* [PROBLEM DESCRIPTION]
Among the entries that follow, tally the lines with the string "diagnostics". Give no more than the number.

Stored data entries
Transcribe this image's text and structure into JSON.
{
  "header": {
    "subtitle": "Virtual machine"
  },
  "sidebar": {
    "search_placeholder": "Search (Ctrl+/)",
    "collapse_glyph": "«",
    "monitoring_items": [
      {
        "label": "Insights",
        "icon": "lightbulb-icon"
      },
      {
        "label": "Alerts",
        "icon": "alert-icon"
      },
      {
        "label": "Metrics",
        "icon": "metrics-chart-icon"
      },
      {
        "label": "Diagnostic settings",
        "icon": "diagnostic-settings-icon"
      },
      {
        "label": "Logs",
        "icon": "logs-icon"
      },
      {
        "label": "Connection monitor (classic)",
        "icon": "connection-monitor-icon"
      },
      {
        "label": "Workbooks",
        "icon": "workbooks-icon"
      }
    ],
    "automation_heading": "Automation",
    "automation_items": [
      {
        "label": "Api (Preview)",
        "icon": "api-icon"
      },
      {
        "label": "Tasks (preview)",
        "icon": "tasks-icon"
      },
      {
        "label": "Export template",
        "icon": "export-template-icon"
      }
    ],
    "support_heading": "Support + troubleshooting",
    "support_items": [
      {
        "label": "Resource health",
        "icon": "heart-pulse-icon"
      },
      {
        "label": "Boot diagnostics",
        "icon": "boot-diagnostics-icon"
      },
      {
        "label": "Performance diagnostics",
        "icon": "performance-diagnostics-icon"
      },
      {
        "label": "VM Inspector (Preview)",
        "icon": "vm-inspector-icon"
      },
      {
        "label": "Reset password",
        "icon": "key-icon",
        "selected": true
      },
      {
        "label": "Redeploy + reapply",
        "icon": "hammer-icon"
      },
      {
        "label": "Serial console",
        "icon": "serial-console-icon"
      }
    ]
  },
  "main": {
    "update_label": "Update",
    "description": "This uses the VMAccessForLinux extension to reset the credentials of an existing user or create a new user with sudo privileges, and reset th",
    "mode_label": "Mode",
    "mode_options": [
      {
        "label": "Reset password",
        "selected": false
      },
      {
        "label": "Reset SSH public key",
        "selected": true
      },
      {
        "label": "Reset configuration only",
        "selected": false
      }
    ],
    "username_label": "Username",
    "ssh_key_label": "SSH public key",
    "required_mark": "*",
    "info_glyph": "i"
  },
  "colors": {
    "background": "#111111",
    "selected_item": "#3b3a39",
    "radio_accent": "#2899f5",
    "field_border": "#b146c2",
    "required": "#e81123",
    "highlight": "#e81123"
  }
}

* [ANSWER SPACE]
4